Northern Ireland's beleaguered private sector is the only region in the UK with falling output and employment levels, it has emerged today.

Although the pace of decline in business activity is stabilising, according to the latest Ulster Bank PMI, the rate of job losses accelerated last month.

One of the province's worst impacted sectors was the service industry where activity (excluding retail) decreased at a faster rate in April.

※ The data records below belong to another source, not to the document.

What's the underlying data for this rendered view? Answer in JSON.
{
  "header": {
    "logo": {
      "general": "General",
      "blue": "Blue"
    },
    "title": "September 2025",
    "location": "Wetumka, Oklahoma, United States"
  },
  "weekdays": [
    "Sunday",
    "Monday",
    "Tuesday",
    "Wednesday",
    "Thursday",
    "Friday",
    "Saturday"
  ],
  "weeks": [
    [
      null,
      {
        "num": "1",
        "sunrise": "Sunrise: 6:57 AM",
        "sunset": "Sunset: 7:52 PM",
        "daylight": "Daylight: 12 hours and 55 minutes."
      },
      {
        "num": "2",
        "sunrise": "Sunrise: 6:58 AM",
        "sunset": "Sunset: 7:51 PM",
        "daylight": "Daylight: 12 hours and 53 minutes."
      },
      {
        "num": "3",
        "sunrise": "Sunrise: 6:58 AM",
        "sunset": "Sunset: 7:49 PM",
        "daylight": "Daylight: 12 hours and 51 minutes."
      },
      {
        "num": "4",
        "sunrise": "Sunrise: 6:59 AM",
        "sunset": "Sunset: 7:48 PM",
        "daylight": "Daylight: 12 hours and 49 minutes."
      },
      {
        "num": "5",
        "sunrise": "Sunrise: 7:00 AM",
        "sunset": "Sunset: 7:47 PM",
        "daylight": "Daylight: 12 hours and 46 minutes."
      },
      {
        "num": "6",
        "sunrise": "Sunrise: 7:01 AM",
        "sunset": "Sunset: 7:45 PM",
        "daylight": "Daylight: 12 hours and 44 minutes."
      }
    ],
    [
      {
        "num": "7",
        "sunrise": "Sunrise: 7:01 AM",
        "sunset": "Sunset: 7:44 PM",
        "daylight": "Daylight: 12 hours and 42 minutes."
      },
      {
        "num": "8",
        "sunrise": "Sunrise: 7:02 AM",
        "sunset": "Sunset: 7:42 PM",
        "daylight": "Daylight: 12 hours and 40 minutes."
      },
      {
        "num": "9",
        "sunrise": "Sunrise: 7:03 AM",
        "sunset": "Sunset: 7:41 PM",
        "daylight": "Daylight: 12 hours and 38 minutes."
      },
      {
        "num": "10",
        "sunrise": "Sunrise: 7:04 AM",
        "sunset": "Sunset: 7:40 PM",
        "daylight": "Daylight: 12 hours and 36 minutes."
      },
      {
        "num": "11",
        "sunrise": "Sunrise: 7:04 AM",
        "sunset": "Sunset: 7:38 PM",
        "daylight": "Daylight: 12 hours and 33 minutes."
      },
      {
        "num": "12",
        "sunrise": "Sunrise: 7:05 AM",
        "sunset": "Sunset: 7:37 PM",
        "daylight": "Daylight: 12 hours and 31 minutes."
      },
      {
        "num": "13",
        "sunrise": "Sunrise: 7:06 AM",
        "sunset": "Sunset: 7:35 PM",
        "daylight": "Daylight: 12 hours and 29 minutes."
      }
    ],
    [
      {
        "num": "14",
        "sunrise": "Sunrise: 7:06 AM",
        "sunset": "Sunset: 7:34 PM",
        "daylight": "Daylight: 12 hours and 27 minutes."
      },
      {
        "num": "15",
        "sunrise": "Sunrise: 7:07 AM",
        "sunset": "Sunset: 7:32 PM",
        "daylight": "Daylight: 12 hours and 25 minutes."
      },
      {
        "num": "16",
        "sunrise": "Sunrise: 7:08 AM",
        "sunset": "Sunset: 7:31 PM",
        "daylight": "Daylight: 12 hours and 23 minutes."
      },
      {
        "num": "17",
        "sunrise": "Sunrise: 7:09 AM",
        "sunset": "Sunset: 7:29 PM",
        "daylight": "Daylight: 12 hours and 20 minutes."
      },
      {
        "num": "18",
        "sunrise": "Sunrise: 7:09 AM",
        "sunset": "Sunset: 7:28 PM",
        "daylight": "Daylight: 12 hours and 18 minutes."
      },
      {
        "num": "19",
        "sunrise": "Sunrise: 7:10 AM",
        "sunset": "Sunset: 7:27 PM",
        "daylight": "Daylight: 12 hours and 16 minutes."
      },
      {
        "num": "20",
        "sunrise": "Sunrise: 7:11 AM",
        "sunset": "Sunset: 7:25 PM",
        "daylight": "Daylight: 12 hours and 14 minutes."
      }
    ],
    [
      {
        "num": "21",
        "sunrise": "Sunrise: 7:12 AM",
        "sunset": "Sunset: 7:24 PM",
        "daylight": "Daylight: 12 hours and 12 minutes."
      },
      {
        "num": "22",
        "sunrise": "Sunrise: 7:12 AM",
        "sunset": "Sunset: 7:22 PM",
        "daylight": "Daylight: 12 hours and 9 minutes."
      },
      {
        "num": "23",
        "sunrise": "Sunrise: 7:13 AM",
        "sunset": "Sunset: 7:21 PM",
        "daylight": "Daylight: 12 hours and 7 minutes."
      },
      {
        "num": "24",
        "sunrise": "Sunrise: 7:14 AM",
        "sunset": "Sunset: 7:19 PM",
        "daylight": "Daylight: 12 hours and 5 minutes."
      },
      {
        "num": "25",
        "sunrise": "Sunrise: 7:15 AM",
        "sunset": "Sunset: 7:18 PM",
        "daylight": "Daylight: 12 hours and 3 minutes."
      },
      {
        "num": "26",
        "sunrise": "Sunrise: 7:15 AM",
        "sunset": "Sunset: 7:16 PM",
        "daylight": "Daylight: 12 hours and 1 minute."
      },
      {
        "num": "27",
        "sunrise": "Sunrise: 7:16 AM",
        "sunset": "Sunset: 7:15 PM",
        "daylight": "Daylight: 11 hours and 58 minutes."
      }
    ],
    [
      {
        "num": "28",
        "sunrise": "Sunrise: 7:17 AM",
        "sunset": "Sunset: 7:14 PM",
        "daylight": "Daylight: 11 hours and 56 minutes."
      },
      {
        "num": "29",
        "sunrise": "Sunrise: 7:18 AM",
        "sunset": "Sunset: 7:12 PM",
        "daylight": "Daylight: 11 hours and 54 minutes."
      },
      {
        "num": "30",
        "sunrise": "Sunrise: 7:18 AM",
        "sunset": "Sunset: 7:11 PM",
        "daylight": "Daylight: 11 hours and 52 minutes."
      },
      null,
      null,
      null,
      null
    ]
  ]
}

In a double blow, Northern Ireland services firms reduced their employment numbers at the sharpest rate in seven months.

Ulster Bank chief economist Richard Ramsey said: "Clearly the volcanic ash cloud had a negative impact on service sector activity throughout the UK. However, the UK still managed buoyant growth rates."

The retail sector recorded the sharpest fall in terms of employment and activity of all the Northern Ireland sectors. Mr Ramsey explained: "Clearly the fall in both Republic of Ireland prices and the euro/sterling exchange rate have stemmed the flow of cross-border shoppers."

However, there was a glimmer of hope for the struggling manufacturing sector which last month had its strongest rise in manufacturing orders since April 2007. It was also its third monthly increase. But Mr Ramsey cautioned that "the pick up in global demand has also triggered a rise in input costs, with manufacturing more exposed to these inflationary pressures than elsewhere".

The main findings of the April survey revealed:

  • The level of new business taken by Northern Ireland private sector firms fell again in April, decreasing at a rate faster than in the previous month.
  • Reduced employment reflected fewer new business gains and general cost-cutting efforts.

Mr Ramsey added: "The latest report pointed to a slower reduction in Northern Ireland private sector activity during April, with the seasonally adjusted Business Activity Index rising from 47.1 to 47.5. Activity levels have now fallen for five successive months and the downturn remained broad-based across all four sectors monitored by the survey."